The Kingdom of Israel came into existence in about the 930s BCE after the northern tribes of Israel rejected Solomon’s son Rehoboam as their king. Nine tribes formed the Kingdom of Israel, the tribes of Reuben, Issachar, Zebulun, Dan, Naphtali, Gad, Asher, Ephraim, and Manasseh.
What happened to the 12th tribe of Israel?
They were “lost” in the sense that they were exiled from the Holy Land after their conquest by the Assyrian Empire in the 8th century B.C.E., and, upon being intermixed with the Assyrian population, they assimilated and lost their sense of Jewish identity.
Who is the 13th tribe of Israel?
The Thirteenth Tribe is a 1976 book by Arthur Koestler, in which the author advances the thesis that Ashkenazi Jews are not descended from the historical Israelites of antiquity, but from Khazars, a Turkic people.
The Thirteenth Tribe.
|First UK edition|
Who are the 2 remaining tribes of Israel?
In 930 bc the 10 tribes formed the independent Kingdom of Israel in the north and the two other tribes, Judah and Benjamin, set up the Kingdom of Judah in the south.
What is the difference between Judah and Israel?
The Kingdom of Israel (or the Northern Kingdom or Samaria) existed as an independent state until 722 BCE, when it was conquered by the Neo-Assyrian Empire.
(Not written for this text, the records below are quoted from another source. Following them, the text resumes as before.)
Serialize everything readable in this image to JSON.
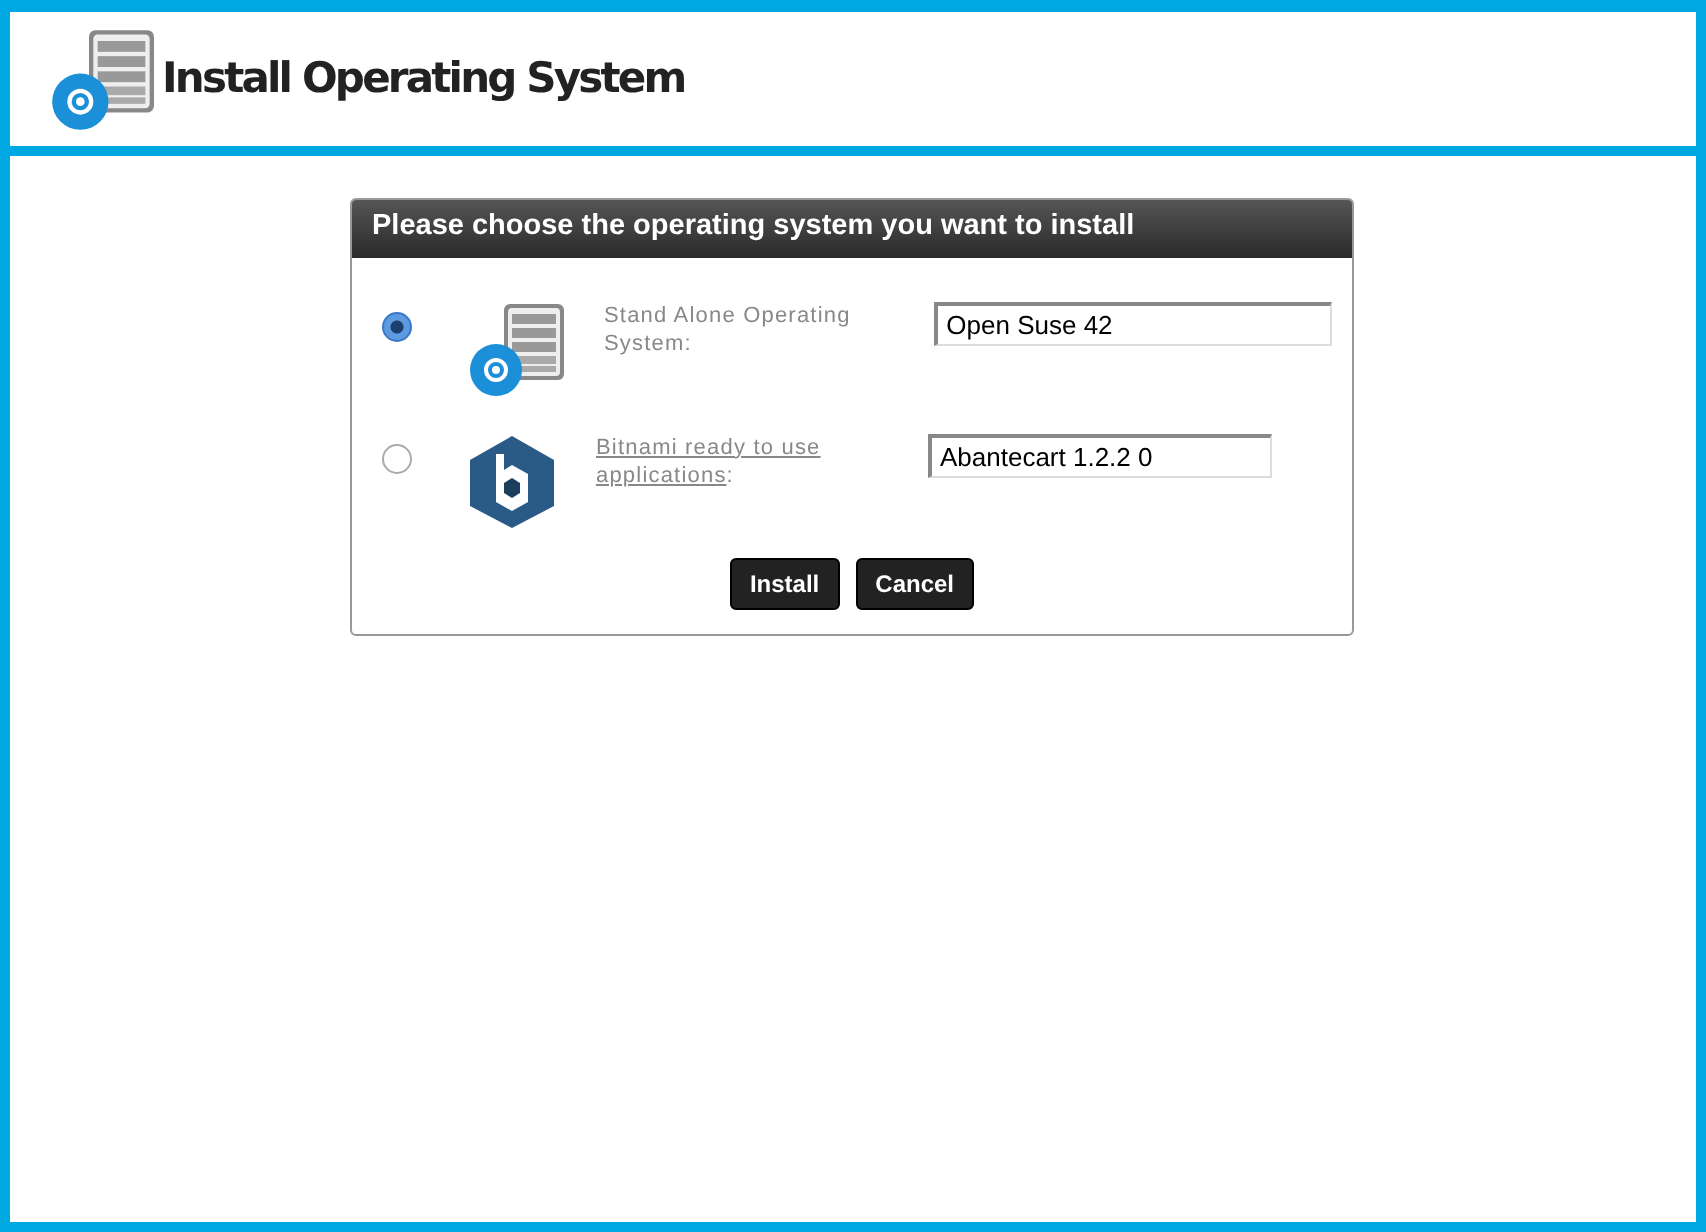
{
  "header": {
    "title": "Install Operating System"
  },
  "dialog": {
    "title": "Please choose the operating system you want to install",
    "options": [
      {
        "kind": "server",
        "selected": true,
        "label": "Stand Alone Operating System",
        "label_end": ":",
        "linked": false,
        "value": "Open Suse 42"
      },
      {
        "kind": "bitnami",
        "selected": false,
        "label": "Bitnami ready to use applications",
        "label_end": ":",
        "linked": true,
        "value": "Abantecart 1.2.2 0"
      }
    ],
    "buttons": [
      "Install",
      "Cancel"
    ]
  }
}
The Kingdom of Judah (or the Southern Kingdom) existed as an independent state until 586 BCE, when it was conquered by the Neo-Babylonian Empire.
Why did Israel split into two nations?
As prophesied by Ahijah (1 Kings 11:31-35), the house of Israel was divided into two kingdoms. This division, which took place approximately 975 B.C., after the death of Solomon and during the reign of his son, Rehoboam, came about as the people revolted against heavy taxes levied by Solomon and Rehoboam.
Who are the descendants of Judah today?
Nearly all Jews today consider themselves as descendants of the tribe of Judah. Some do claim membership in the Levites, the priestly clan that—like other Jews—was exiled to Babylon and returned to rebuild the Temple.
Are Maasai Israelites?
These are the proud Masai (sometimes referred to as Maasai) people of East Africa, whose mysterious past is enveloped in legends of being one of the lost tribes of Israel. … “I regard the Masai as being descended from the nomadic Semites to whom the oldest Hebrew pastoralist belong,” pronounced Merker in his study.